Entries taken from a collection:
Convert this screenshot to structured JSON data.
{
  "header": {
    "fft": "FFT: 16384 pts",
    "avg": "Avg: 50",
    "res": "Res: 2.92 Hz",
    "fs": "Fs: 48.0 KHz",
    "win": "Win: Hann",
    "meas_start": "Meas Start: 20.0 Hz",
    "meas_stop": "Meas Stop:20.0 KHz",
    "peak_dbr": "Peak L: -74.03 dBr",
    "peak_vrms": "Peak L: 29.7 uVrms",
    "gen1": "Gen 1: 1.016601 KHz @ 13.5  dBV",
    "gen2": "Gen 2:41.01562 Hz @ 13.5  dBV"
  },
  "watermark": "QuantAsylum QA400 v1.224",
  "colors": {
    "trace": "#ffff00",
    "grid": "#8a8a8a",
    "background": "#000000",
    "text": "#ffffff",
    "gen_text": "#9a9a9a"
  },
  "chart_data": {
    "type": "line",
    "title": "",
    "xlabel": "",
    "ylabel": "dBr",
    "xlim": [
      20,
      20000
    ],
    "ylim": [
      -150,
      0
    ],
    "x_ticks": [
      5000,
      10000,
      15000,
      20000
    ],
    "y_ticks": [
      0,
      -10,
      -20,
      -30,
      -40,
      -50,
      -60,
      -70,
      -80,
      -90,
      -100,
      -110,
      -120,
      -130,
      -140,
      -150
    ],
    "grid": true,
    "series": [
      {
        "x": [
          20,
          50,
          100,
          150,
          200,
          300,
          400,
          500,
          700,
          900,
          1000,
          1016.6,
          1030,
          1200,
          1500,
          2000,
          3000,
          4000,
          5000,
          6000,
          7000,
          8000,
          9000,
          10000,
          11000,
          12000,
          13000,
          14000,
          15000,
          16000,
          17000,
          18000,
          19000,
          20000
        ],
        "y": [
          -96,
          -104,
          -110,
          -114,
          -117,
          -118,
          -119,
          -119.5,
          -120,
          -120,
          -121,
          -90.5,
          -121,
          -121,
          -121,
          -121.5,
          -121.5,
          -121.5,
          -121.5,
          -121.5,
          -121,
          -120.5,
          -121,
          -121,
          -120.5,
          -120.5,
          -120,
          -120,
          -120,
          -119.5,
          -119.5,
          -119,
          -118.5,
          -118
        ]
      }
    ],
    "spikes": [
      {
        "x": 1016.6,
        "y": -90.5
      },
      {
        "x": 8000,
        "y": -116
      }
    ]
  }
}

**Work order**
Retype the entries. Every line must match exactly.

**Solution for this task**
Convert this screenshot to structured JSON data.
{
  "header": {
    "fft": "FFT: 16384 pts",
    "avg": "Avg: 50",
    "res": "Res: 2.92 Hz",
    "fs": "Fs: 48.0 KHz",
    "win": "Win: Hann",
    "meas_start": "Meas Start: 20.0 Hz",
    "meas_stop": "Meas Stop:20.0 KHz",
    "peak_dbr": "Peak L: -74.03 dBr",
    "peak_vrms": "Peak L: 29.7 uVrms",
    "gen1": "Gen 1: 1.016601 KHz @ 13.5  dBV",
    "gen2": "Gen 2:41.01562 Hz @ 13.5  dBV"
  },
  "watermark": "QuantAsylum QA400 v1.224",
  "colors": {
    "trace": "#ffff00",
    "grid": "#8a8a8a",
    "background": "#000000",
    "text": "#ffffff",
    "gen_text": "#9a9a9a"
  },
  "chart_data": {
    "type": "line",
    "title": "",
    "xlabel": "",
    "ylabel": "dBr",
    "xlim": [
      20,
      20000
    ],
    "ylim": [
      -150,
      0
    ],
    "x_ticks": [
      5000,
      10000,
      15000,
      20000
    ],
    "y_ticks": [
      0,
      -10,
      -20,
      -30,
      -40,
      -50,
      -60,
      -70,
      -80,
      -90,
      -100,
      -110,
      -120,
      -130,
      -140,
      -150
    ],
    "grid": true,
    "series": [
      {
        "x": [
          20,
          50,
          100,
          150,
          200,
          300,
          400,
          500,
          700,
          900,
          1000,
          1016.6,
          1030,
          1200,
          1500,
          2000,
          3000,
          4000,
          5000,
          6000,
          7000,
          8000,
          9000,
          10000,
          11000,
          12000,
          13000,
          14000,
          15000,
          16000,
          17000,
          18000,
          19000,
          20000
        ],
        "y": [
          -96,
          -104,
          -110,
          -114,
          -117,
          -118,
          -119,
          -119.5,
          -120,
          -120,
          -121,
          -90.5,
          -121,
          -121,
          -121,
          -121.5,
          -121.5,
          -121.5,
          -121.5,
          -121.5,
          -121,
          -120.5,
          -121,
          -121,
          -120.5,
          -120.5,
          -120,
          -120,
          -120,
          -119.5,
          -119.5,
          -119,
          -118.5,
          -118
        ]
      }
    ],
    "spikes": [
      {
        "x": 1016.6,
        "y": -90.5
      },
      {
        "x": 8000,
        "y": -116
      }
    ]
  }
}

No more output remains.